The mother of a 19-year-old Houston man allegedly beaten to death by a fellow inmate at the Harris County Jail is suing the county and its sheriff's department in federal court, claiming they violated his rights as a person with intellectual disabilities and that understaffing at the jail contributed to his death.
The lawsuit, filed under the Americans with Disabilities Act as well as the Civil Rights Act of 1964, was filed by a Houston attorney on behalf of Dallas Garcia. Her teenage son, Fred Harris, died from injuries sustained during an altercation with a cellmate in October 2021.
Michael Ownby, 25, has been charged with murder in Harris' death and is accused of kicking him in the head, slamming his head against a concrete floor and stabbing him with a sharpened eating utensil.
"I'm mad that (Harris) was put into this position," Garcia said Monday during a downtown news conference outside the county jail. "I'm mad because he had a right as a human being to be treated fairly. I'm mad because they just didn't help him. No one helped him."
Both the Harris County Sheriff's Office and the office of Harris County Judge Lina Hidalgo deferred to the Harris County Attorney's Office when asked for comment Monday. The county attorney's office said through a spokesperson, "We don't have a comment on this at this time."
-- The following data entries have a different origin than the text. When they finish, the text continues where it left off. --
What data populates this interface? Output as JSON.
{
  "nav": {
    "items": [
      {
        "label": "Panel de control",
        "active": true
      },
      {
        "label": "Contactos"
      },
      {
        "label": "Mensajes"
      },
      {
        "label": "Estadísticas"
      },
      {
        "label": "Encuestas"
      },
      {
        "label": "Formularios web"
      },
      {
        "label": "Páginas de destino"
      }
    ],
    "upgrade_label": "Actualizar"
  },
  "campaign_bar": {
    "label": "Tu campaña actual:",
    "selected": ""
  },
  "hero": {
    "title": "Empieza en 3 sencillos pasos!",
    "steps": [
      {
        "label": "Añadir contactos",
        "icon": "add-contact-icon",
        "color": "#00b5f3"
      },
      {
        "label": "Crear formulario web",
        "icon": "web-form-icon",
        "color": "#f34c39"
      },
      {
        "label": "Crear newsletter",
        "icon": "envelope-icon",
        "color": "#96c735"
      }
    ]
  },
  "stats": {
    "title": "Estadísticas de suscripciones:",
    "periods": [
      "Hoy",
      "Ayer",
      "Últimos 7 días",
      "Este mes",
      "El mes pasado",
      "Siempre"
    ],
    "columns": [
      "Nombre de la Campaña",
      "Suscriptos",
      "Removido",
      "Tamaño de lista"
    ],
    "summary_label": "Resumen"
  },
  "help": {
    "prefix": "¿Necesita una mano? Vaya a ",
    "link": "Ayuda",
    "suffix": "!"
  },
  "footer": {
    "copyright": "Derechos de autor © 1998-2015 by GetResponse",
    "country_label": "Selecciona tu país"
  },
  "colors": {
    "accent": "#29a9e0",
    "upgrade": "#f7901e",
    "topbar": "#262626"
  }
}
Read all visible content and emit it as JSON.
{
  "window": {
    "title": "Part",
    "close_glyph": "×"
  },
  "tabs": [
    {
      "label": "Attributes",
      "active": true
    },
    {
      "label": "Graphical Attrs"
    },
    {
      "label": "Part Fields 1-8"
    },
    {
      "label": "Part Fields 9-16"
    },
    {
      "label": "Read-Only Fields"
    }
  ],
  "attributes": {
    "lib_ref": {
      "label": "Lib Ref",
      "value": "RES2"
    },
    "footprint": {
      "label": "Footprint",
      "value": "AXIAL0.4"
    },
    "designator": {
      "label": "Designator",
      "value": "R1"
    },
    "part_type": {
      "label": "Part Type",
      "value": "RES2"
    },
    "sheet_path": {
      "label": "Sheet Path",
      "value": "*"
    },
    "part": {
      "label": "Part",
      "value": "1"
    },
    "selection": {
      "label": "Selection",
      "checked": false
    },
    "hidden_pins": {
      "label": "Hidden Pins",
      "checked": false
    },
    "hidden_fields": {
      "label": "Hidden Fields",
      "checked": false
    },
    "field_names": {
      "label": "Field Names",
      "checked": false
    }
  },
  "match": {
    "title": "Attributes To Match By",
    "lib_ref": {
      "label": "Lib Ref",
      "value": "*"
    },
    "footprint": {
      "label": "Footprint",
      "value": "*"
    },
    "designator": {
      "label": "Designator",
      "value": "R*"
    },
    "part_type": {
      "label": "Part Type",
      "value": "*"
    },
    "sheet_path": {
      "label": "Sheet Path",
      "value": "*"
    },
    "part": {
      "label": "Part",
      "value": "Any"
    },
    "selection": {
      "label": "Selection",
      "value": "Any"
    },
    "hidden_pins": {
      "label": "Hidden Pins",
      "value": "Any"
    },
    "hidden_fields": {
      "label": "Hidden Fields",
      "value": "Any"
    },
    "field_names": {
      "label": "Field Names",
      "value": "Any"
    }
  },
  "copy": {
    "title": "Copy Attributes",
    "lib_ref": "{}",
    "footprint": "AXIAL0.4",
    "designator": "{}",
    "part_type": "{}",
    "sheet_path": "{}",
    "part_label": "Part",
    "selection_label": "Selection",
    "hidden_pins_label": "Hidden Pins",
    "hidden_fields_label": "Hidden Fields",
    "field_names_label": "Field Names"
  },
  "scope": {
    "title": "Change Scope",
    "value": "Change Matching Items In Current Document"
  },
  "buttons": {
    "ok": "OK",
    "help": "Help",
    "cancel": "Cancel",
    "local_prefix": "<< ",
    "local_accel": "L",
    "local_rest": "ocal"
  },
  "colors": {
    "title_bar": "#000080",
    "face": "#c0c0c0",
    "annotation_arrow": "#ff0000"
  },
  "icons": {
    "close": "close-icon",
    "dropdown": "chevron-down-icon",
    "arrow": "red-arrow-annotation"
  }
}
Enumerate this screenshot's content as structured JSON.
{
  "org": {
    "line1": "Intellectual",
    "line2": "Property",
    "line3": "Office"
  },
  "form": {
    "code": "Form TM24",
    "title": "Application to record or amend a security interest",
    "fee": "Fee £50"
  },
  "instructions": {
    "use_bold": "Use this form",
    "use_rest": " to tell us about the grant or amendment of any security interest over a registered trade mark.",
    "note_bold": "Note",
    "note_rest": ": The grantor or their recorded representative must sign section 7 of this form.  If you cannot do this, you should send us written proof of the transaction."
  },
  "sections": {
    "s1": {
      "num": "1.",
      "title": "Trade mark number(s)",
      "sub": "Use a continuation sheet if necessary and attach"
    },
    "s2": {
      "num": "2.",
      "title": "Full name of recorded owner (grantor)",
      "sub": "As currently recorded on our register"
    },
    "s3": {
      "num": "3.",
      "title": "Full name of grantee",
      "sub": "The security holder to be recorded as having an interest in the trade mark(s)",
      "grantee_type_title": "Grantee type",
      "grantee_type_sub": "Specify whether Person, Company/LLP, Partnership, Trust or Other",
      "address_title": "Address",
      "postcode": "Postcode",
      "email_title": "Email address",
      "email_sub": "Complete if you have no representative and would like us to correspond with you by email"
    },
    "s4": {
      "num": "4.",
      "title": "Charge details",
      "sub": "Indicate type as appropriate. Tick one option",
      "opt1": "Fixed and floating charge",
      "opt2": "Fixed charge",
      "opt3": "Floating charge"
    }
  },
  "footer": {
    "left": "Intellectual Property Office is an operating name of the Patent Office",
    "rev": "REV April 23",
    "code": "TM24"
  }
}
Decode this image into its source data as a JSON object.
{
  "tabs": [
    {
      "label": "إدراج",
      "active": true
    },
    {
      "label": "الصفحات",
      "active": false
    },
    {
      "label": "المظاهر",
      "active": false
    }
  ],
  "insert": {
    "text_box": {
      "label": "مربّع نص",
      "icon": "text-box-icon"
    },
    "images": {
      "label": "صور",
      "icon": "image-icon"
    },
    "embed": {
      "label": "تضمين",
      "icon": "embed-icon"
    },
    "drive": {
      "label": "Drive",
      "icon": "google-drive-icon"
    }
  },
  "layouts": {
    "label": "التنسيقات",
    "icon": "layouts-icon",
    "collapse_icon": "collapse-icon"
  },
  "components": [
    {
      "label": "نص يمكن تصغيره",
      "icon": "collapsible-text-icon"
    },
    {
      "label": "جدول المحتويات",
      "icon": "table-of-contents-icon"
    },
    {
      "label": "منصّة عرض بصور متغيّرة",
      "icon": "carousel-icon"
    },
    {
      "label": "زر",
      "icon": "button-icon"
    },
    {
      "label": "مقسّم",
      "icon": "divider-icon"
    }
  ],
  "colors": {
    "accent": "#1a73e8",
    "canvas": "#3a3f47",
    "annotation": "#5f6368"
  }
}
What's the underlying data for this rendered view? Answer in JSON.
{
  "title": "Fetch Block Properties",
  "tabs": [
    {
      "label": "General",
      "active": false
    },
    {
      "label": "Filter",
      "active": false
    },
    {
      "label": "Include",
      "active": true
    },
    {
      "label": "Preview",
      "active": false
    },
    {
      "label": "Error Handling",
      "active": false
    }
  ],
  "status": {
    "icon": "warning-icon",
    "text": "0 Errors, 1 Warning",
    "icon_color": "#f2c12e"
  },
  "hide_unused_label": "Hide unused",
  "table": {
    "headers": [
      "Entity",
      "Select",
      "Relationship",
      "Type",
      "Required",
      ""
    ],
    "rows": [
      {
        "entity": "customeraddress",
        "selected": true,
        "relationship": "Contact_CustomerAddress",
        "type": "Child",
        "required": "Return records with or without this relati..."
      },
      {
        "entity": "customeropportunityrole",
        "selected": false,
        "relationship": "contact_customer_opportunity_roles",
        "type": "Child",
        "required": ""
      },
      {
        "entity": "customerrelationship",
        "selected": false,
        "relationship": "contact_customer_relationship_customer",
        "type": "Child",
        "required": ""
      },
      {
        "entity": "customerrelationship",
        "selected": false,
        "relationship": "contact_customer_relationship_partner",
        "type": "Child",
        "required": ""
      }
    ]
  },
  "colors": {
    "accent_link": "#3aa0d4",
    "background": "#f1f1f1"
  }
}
The Texas Rangers continue to investigate the circumstances surrounding Harris' death, according to Garcia's attorney, Randall Kallinen.
Kallinen wrote in the lawsuit that Harris suffered from mental illness and had an IQ of 62. Kallinen claimed Monday that Harris was wearing a wristband in jail that indicated he was to be escorted by jail personnel while not in his cell and that he was not to be placed with other inmates who were potentially violent.
Kallinen also said Ownby was wearing a wristband at the time that indicated he was not to share a cell with other inmates. County court records show he had been convicted a few days beforehand of continuous violence against the family, a felony, and Ownby also had been accused of assaulting a public servant.
"What we found out is that due to understaffing, and for convenience, they put Fred, who was 98 pounds, special needs, with a 240-pound individual who just two days before had (allegedly) violently attacked a guard," Kallinen said.
Harris had been arrested and booked into the county jail Oct. 11, 2021, on a felony charge of aggravated assault with a deadly weapon. He was accused of threatening injury to someone by "using and exhibiting" a knife. The charge was dismissed in early November 2021 after his death.
In the lawsuit filed Sunday in United States District Court for the Southern District of Texas, Kallinen claims Harris should have received greater protections from jail staff because of his disability. When asked Monday about Harris' medical condition, his mother Garcia said, "He was just special needs. He needed medication."
The lawsuit also claims that Harris' Fourth, Fifth and 14th Amendment rights under the U.S. Constitution were violated.
Garcia and Harris' grandmother, Deborah Pruitt, said they hope the lawsuit brings about change in the Harris County Jail, which as of Sunday had an above-capacity population of 10,129 inmates. Kallinen said Harris County Commissioners Court also is at fault in Harris' death because it has not provided adequate resources for the jail and jail employees.
"We have cried enough. It's time to fight," Pruitt said. "And Fred deserves every ounce of our effort, as long as we have breath, to fight for him. He deserves this. Nobody should have ever gone through what Fred went through. Fred was beaten, he was murdered, he was taken advantage of by a system that could not employ people to protect those that they put in here."